In my case, at least, this actually makes sense; my beliefs and the beliefs of God’s faithful share critical features. Just like God’s faithful, I, too, believe in something larger than myself, and my beliefs are big and bold. I believe in the power of 8 billion human beings to bring about a better life for every person. That is why I presume to forgive colloquial language for the conflation of my secular beliefs and belief in God.
When one of my best friends was run over by a truck 13 years ago, I was flung into one of my worst depressions ever. He was like me in so many ways: bumbling, socially inept but kindhearted, smart. I loved him. His death was senseless. The last wisps of a belief in a caring God left me, and as a coping mechanism I wrote poems about betrayal and a search for meaning.
Those poems were a beginning for me, though. They catalyzed a process of writing prayers and liturgy drawing from a deep well of faith, faith in human beings to overcome tragedy and catalyze new and wonderful things. Ever since those dark days more than a decade ago, I have been very deliberate about this. I allow myself grief and mourning, for these are healthy human emotions, but then I try to fashion these memories of good people into a blessing for myself and others.
There are so many tragedies we have confronted in this year of pandemic, so much death, so much upheaval of rhythm and routine. I have been unlucky enough to officiate at two funerals. Or perhaps I should say, I have been lucky to officiate at only two funerals. We must mourn for so much, but mourning need not mean fatalistic paralysis. We need not say, “things are bad now, so they will stay bad, and there is nothing we can do to change it.”
There is a temptation among secularists to attribute this type of fatalism predominantly to those among us who believe in God or who are conservative. Let us forego this temptation. It is lazy and simplistic; such paralysis may grip any person or community.
There is broad agreement about the many ills that plague us in the United States. Too many people die in this country from gun violence. Our infrastructure, our roads and bridges, are crumbling. We face a humanitarian crisis at the borders of our country, so many people are trying to cross, and we don’t have the structures in place to contend with it. The partisan divide is so deep and wide, so bitter.

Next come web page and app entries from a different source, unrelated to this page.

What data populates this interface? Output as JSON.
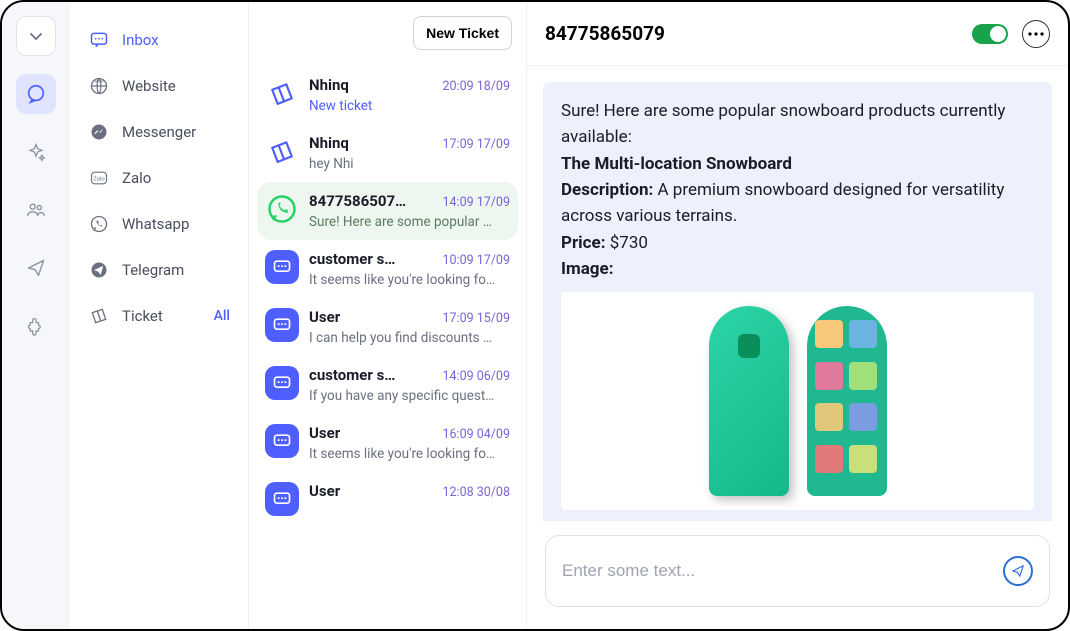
{
  "channels": [
    {
      "id": "inbox",
      "label": "Inbox",
      "icon": "chat-bubble",
      "active": true
    },
    {
      "id": "website",
      "label": "Website",
      "icon": "globe"
    },
    {
      "id": "messenger",
      "label": "Messenger",
      "icon": "messenger"
    },
    {
      "id": "zalo",
      "label": "Zalo",
      "icon": "zalo"
    },
    {
      "id": "whatsapp",
      "label": "Whatsapp",
      "icon": "whatsapp"
    },
    {
      "id": "telegram",
      "label": "Telegram",
      "icon": "telegram"
    },
    {
      "id": "ticket",
      "label": "Ticket",
      "icon": "ticket",
      "badge": "All"
    }
  ],
  "toolbar": {
    "new_ticket": "New Ticket"
  },
  "conversations": [
    {
      "name": "Nhinq",
      "time": "20:09 18/09",
      "preview": "New ticket",
      "icon": "ticket",
      "preview_class": "blue"
    },
    {
      "name": "Nhinq",
      "time": "17:09 17/09",
      "preview": "hey Nhi",
      "icon": "ticket"
    },
    {
      "name": "8477586507…",
      "time": "14:09 17/09",
      "preview": "Sure! Here are some popular …",
      "icon": "whatsapp",
      "selected": true
    },
    {
      "name": "customer s…",
      "time": "10:09 17/09",
      "preview": "It seems like you're looking fo…",
      "icon": "web"
    },
    {
      "name": "User",
      "time": "17:09 15/09",
      "preview": "I can help you find discounts …",
      "icon": "web"
    },
    {
      "name": "customer s…",
      "time": "14:09 06/09",
      "preview": "If you have any specific quest…",
      "icon": "web"
    },
    {
      "name": "User",
      "time": "16:09 04/09",
      "preview": "It seems like you're looking fo…",
      "icon": "web"
    },
    {
      "name": "User",
      "time": "12:08 30/08",
      "preview": "",
      "icon": "web"
    }
  ],
  "thread": {
    "title": "84775865079",
    "message_intro": "Sure! Here are some popular snowboard products currently available:",
    "product_title": "The Multi-location Snowboard",
    "desc_label": "Description:",
    "desc_text": " A premium snowboard designed for versatility across various terrains.",
    "price_label": "Price:",
    "price_text": " $730",
    "image_label": "Image:"
  },
  "composer": {
    "placeholder": "Enter some text..."
  }
}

I am not offering a particular solution to any of these problems, just the abiding faith we can solve them, faith in my power and the power of the human collective to solve anything we set our minds to. Call me a deluded optimist, but I believe in this. I believe in us.

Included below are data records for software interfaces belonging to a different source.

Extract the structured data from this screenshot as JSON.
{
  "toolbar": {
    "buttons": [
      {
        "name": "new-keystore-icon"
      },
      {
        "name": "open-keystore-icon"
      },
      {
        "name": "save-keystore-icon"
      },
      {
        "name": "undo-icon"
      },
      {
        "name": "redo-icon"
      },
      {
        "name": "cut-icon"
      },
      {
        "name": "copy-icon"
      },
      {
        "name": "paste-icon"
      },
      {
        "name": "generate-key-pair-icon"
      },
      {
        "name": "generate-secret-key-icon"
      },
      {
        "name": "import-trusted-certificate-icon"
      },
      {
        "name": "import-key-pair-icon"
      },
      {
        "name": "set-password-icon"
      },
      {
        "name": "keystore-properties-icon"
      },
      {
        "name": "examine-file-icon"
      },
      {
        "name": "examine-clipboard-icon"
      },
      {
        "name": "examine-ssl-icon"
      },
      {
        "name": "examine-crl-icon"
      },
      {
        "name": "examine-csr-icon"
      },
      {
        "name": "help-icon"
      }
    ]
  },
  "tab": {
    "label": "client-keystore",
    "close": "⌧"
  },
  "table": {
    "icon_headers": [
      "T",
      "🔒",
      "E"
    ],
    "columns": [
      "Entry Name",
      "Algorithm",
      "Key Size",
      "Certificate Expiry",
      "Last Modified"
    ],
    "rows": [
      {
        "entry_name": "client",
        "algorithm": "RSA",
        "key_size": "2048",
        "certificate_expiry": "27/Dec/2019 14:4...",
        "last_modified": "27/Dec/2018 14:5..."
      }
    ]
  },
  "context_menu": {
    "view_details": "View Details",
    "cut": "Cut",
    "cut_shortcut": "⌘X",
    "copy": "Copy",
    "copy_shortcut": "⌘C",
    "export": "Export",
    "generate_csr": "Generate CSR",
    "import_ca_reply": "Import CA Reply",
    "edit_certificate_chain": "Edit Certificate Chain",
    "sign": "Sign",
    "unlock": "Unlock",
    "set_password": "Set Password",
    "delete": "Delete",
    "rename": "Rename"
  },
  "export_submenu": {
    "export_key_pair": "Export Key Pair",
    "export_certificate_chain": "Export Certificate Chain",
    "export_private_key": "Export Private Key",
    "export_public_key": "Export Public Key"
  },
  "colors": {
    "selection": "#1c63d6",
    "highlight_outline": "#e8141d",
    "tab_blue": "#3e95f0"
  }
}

(Dr. Tzemah Yoreh is one of the intellectual leaders of Jewish humanism and the head of the City Congregation in New York City and the author of several books, including his newest, “Why Abraham Murdered Isaac: The First Stories of the Bible Revealed.” The views expressed in this commentary do not necessarily reflect those of Religion News Service.)